Aim of the exercise :: Each line below is to be copied exactly as it appears.

── Data for review

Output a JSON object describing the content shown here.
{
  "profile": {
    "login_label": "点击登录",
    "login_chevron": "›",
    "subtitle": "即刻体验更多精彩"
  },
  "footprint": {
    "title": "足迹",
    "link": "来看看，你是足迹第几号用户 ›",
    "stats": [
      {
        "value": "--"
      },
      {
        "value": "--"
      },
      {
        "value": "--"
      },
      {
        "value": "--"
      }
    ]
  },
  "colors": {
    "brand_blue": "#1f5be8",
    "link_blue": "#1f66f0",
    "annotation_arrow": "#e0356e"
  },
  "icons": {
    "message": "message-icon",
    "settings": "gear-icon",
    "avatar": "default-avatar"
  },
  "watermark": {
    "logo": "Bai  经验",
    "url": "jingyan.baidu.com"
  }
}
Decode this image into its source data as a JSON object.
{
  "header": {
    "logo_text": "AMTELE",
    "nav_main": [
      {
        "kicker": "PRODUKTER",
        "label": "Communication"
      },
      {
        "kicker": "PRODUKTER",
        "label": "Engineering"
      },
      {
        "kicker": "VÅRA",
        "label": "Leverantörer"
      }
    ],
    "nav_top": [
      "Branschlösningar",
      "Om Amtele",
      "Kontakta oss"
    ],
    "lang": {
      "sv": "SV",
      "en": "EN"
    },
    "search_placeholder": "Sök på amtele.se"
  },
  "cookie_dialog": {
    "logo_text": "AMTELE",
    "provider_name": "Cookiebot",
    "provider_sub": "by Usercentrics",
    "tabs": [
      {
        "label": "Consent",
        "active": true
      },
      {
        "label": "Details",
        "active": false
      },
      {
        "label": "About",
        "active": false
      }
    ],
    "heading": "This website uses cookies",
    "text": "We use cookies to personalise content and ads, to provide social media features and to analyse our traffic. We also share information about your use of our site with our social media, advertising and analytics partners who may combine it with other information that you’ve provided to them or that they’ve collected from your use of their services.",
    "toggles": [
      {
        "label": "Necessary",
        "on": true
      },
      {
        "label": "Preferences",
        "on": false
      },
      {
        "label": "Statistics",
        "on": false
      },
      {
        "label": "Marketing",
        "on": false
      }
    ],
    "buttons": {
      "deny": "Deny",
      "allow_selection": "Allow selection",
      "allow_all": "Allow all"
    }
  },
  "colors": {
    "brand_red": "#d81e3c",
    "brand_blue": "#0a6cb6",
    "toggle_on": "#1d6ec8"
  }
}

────

Written answer ::
Output a JSON object describing the content shown here.
{
  "profile": {
    "login_label": "点击登录",
    "login_chevron": "›",
    "subtitle": "即刻体验更多精彩"
  },
  "footprint": {
    "title": "足迹",
    "link": "来看看，你是足迹第几号用户 ›",
    "stats": [
      {
        "value": "--"
      },
      {
        "value": "--"
      },
      {
        "value": "--"
      },
      {
        "value": "--"
      }
    ]
  },
  "colors": {
    "brand_blue": "#1f5be8",
    "link_blue": "#1f66f0",
    "annotation_arrow": "#e0356e"
  },
  "icons": {
    "message": "message-icon",
    "settings": "gear-icon",
    "avatar": "default-avatar"
  },
  "watermark": {
    "logo": "Bai  经验",
    "url": "jingyan.baidu.com"
  }
}
Decode this image into its source data as a JSON object.
{
  "header": {
    "logo_text": "AMTELE",
    "nav_main": [
      {
        "kicker": "PRODUKTER",
        "label": "Communication"
      },
      {
        "kicker": "PRODUKTER",
        "label": "Engineering"
      },
      {
        "kicker": "VÅRA",
        "label": "Leverantörer"
      }
    ],
    "nav_top": [
      "Branschlösningar",
      "Om Amtele",
      "Kontakta oss"
    ],
    "lang": {
      "sv": "SV",
      "en": "EN"
    },
    "search_placeholder": "Sök på amtele.se"
  },
  "cookie_dialog": {
    "logo_text": "AMTELE",
    "provider_name": "Cookiebot",
    "provider_sub": "by Usercentrics",
    "tabs": [
      {
        "label": "Consent",
        "active": true
      },
      {
        "label": "Details",
        "active": false
      },
      {
        "label": "About",
        "active": false
      }
    ],
    "heading": "This website uses cookies",
    "text": "We use cookies to personalise content and ads, to provide social media features and to analyse our traffic. We also share information about your use of our site with our social media, advertising and analytics partners who may combine it with other information that you’ve provided to them or that they’ve collected from your use of their services.",
    "toggles": [
      {
        "label": "Necessary",
        "on": true
      },
      {
        "label": "Preferences",
        "on": false
      },
      {
        "label": "Statistics",
        "on": false
      },
      {
        "label": "Marketing",
        "on": false
      }
    ],
    "buttons": {
      "deny": "Deny",
      "allow_selection": "Allow selection",
      "allow_all": "Allow all"
    }
  },
  "colors": {
    "brand_red": "#d81e3c",
    "brand_blue": "#0a6cb6",
    "toggle_on": "#1d6ec8"
  }
}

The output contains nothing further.